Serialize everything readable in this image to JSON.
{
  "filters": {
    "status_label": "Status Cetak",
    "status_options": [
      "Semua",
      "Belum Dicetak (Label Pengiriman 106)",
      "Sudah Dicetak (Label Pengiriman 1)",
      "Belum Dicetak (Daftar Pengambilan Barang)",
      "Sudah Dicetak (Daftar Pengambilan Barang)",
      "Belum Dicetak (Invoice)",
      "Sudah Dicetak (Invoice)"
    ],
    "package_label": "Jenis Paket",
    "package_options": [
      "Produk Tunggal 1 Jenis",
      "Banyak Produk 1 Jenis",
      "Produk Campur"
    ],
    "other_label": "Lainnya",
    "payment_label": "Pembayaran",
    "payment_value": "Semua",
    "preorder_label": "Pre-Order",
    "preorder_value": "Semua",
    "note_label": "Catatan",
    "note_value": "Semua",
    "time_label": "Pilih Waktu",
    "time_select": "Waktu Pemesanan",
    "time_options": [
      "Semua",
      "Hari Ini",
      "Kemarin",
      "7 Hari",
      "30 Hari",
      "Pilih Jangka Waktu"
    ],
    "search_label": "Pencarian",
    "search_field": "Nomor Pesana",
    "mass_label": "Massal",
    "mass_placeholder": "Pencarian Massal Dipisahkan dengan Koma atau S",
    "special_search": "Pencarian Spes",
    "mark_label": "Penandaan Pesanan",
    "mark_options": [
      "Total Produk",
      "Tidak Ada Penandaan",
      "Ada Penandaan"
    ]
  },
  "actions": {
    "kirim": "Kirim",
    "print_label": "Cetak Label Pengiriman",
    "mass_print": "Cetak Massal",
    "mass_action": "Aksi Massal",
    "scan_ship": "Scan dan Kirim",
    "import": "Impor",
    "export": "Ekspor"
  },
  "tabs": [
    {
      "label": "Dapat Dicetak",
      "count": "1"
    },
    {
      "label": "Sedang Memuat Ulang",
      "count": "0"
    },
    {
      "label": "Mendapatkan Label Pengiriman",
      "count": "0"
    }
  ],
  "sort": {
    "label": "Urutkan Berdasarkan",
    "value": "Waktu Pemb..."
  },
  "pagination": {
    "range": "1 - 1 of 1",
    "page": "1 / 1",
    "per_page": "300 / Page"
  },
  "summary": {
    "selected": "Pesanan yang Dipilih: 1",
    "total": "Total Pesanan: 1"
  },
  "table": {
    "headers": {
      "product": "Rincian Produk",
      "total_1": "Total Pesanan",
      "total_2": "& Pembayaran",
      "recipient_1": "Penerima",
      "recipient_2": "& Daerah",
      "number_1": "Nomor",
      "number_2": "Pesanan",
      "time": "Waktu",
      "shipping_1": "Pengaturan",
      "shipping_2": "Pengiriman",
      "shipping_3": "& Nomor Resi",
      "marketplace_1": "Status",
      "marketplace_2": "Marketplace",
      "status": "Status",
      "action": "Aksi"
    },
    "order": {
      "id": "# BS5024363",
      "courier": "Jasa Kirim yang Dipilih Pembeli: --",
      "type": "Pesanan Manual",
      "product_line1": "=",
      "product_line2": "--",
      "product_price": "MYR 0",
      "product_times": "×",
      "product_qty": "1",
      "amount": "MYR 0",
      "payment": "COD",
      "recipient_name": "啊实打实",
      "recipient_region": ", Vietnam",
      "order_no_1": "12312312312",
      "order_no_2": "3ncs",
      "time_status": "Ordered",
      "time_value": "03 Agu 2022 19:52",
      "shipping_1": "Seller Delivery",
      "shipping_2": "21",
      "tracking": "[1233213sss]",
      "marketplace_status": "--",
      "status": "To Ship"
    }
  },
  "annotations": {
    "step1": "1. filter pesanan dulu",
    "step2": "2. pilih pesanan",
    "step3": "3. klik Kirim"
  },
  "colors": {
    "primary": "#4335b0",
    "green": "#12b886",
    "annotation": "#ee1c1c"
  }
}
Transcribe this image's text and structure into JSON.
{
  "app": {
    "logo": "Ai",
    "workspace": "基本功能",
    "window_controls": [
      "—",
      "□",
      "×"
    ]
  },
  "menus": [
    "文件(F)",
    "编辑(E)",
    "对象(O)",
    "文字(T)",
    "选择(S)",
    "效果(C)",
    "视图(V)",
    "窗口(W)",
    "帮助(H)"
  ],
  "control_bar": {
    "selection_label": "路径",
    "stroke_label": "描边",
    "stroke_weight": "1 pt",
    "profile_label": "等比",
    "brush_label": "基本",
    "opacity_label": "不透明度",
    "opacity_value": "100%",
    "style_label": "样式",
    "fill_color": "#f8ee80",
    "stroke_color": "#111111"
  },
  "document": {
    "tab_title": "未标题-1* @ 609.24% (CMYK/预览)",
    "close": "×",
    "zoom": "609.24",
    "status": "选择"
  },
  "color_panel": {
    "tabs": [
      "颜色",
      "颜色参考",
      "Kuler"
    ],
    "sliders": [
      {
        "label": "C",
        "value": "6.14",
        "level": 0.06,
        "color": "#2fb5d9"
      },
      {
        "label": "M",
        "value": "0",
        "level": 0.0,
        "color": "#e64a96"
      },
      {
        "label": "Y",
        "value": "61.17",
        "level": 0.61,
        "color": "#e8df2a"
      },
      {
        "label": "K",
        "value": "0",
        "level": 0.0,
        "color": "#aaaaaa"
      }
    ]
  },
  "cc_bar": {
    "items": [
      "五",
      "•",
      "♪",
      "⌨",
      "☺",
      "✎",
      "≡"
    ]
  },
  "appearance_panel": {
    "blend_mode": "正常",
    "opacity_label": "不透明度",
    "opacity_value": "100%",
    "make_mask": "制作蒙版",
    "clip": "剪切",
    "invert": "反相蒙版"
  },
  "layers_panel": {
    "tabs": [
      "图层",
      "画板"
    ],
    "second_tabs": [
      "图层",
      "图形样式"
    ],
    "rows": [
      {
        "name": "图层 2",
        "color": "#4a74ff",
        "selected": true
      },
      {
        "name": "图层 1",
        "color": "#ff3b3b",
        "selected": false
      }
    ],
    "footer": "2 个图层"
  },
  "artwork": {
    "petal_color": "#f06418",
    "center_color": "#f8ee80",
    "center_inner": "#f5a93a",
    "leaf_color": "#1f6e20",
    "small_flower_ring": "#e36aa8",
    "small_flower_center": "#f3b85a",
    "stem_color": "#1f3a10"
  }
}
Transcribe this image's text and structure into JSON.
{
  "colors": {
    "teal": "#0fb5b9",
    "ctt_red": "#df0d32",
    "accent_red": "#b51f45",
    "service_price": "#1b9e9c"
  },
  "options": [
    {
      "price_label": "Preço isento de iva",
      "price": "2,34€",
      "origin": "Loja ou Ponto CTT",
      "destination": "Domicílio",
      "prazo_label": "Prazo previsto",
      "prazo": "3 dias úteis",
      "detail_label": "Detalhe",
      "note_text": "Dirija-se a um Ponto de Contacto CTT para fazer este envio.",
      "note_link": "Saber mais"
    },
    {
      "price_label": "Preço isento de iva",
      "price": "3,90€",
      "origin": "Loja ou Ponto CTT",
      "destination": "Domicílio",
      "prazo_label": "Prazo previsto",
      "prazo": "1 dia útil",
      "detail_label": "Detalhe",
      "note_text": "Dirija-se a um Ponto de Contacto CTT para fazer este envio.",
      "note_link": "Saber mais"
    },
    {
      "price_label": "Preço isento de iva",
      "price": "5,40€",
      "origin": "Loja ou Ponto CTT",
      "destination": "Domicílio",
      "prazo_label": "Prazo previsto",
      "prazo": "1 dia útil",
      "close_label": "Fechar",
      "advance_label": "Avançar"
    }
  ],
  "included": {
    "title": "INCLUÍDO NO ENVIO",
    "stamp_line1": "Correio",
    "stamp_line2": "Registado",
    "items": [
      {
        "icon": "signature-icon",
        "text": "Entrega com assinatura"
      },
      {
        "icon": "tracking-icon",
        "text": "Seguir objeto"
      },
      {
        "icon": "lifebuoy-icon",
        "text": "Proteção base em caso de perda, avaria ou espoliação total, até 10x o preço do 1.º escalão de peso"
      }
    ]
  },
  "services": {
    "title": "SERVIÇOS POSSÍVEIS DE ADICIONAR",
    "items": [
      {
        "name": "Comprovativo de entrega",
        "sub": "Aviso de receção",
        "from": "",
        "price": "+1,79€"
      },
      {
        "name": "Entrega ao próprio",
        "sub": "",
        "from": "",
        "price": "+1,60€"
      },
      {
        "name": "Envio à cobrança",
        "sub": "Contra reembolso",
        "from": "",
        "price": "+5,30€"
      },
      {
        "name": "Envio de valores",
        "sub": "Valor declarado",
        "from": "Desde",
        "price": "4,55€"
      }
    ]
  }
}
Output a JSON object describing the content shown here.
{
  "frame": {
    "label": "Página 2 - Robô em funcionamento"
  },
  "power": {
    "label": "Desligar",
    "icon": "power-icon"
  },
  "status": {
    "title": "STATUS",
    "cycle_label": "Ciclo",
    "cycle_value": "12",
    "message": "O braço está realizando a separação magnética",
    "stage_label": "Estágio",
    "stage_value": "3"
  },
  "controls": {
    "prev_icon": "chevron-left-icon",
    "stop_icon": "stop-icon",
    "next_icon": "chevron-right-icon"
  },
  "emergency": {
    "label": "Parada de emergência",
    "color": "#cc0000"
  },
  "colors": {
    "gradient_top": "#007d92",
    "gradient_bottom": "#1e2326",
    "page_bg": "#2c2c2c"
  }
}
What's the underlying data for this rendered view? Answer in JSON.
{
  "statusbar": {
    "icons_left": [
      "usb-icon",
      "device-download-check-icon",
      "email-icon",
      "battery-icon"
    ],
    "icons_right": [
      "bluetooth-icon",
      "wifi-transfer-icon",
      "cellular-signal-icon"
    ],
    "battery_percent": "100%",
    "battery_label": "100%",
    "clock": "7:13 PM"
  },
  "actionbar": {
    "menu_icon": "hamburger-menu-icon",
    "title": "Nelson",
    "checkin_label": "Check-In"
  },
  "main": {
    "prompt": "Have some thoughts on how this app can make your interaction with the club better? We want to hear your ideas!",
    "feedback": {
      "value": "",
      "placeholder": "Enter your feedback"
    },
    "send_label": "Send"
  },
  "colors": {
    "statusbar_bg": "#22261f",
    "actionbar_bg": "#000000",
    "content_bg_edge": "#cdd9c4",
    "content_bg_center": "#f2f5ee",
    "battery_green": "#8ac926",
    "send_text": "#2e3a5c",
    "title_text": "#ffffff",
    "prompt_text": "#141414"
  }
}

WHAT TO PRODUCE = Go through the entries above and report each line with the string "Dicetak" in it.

RESULT OF THIS EXERCISE =
      "Belum Dicetak (Label Pengiriman 106)",
      "Sudah Dicetak (Label Pengiriman 1)",
      "Belum Dicetak (Daftar Pengambilan Barang)",
      "Sudah Dicetak (Daftar Pengambilan Barang)",
      "Belum Dicetak (Invoice)",
      "Sudah Dicetak (Invoice)"
      "label": "Dapat Dicetak",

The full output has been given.